Now that we're in the back half of Bones season 8, I expected that the uneven story telling that plagued the front half would be over. Especially after coming off of four great episodes in a row. While tonight was a decent outing for Bones, though, it didn't live up to the expectations set by recent weeks.
Aside from references to Hodgins and Angela's newfound poverty, "The Doll in the Derby" almost could have been one of the "bonus" episodes we were handed earlier this season.
So that we'll end on a high note, let's get the bad out of the way first, shall we?
The "Booth visits the hospital" story was, well, not my favorite. Booth raising money for the Children's Tumor Foundation to benefit children with neurofibromatosis felt as product placement-y as Bones crying over a dead tiger. And yes, I realize how awful this makes me sound. But I hope you'll let me explain before calling me soulless.

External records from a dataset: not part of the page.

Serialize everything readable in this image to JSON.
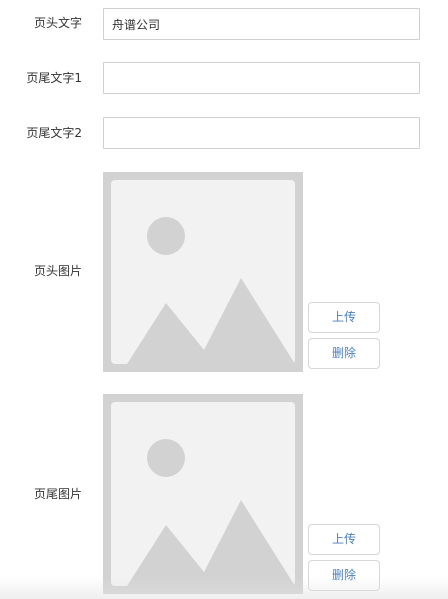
{
  "form": {
    "header_text": {
      "label": "页头文字",
      "value": "舟谱公司",
      "placeholder": ""
    },
    "footer_text_1": {
      "label": "页尾文字1",
      "value": "",
      "placeholder": ""
    },
    "footer_text_2": {
      "label": "页尾文字2",
      "value": "",
      "placeholder": ""
    },
    "header_image": {
      "label": "页头图片",
      "icon": "image-placeholder-icon",
      "upload_label": "上传",
      "delete_label": "删除"
    },
    "footer_image": {
      "label": "页尾图片",
      "icon": "image-placeholder-icon",
      "upload_label": "上传",
      "delete_label": "删除"
    }
  },
  "colors": {
    "button_text": "#4a7fbf",
    "placeholder_gray": "#d2d2d2",
    "placeholder_light": "#f2f2f2"
  }
}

Something like this is completely in character for Booth. He's a great guy. He loves kids. He wants to make the world better. I can see the character organizing a charity event for sick children and wanting no credit for it. Booth doesn't want to be a hero even if he is a hero. It's one of the things I love about him. He's a good guy for the sake of being good, not because he desires recognition for being a good guy.
But (there's always a but, right?)...
This particular story began as purposefully misleading, came completely out of thin air, and was over-dramatized to the point of almost absurdity.
First, we have Booth and Bones in the car. He says he has to go to the hospital and I'm thinking he's got a sick friend from the military that he's visiting, or a dying relative, (both of which are as out of the blue as the actual story). His phone call to Bones makes it sound that grave as well. Bones can't tell Angela so Angela assumes something is wrong with Booth and then Cam noses around and goes so far as to ask another doctor about what could be confidential patient information. All because Booth didn't want people to know what he was doing.
It was just so clunky and overwrought with dramatics that it nearly undermined the entire point of spreading awareness about a debilitating and fairly common illness.
Here's how this story could have played out: Booth's good deeds for the organization are discovered somehow. Everyone keeps trying to say what a great thing it is and he keeps shrugging it off. The team all comes together to work his carnival to show him - and the children - their support. No heavy theatrics required.
With that aside, I liked the rest of the episode. (And I do like kids! I promise!)
Wendell was back! Aside from Mr. Nigel Murray, Wendell has always been my favorite of the squinterns. He's down to earth and mostly humble, and also easy on the eyes. The conversation between he and Hodgins wherein Hodgins was accidentally reminded that Wendell and Angela are more than a little familiar with one another might have been one of the best interactions of the night.
Hodgins: Posing naked for a hot art student. That is still a big regret of mine.
Wendell: Done it. Not a student though.
Wendell: I don't want to talk about this anymore. | permalink
Happy birthday, Wendell Bray!
I can't roller skate at all, so the idea roller skating in a derby is fun and fascinating. When the previews for tonight's episode first rolled (see what I did there?), I was excited by the prospect of the story that could be told. That aspect of tonight didn't disappoint.
Even if Booth did say she was no good at it, seeing Angela get all dressed up to go undercover as a derby girl was fun and gave the character a chance to get out from behind her computer and live a little. She's been plagued by the gruesome nature of solving murders and, while this turned out to be a bloody venture for her, it put her in the midst of the action instead of recreating it behind the scenes.
I wouldn't hate it if Smackie Kennedy came out to play again. It could be a great outlet for Angela when she's had too much of the gloom and doom in the lab. And now that she and Hodgins are broke, the nightly tip-out of the entrance fees might help buy them some ramen!
Be sure to check out the Bones quotes page and then I'll see you in the comments.
What did you think of "The Doll In The Derby?" Do you think the hospital visitation story could've been better incorporated into the narrative? If you were in a roller derby, what would your name be?
Miranda Wicker is a Staff Writer for TV Fanatic. Follow her on Twitter.Tags: Bones, Reviews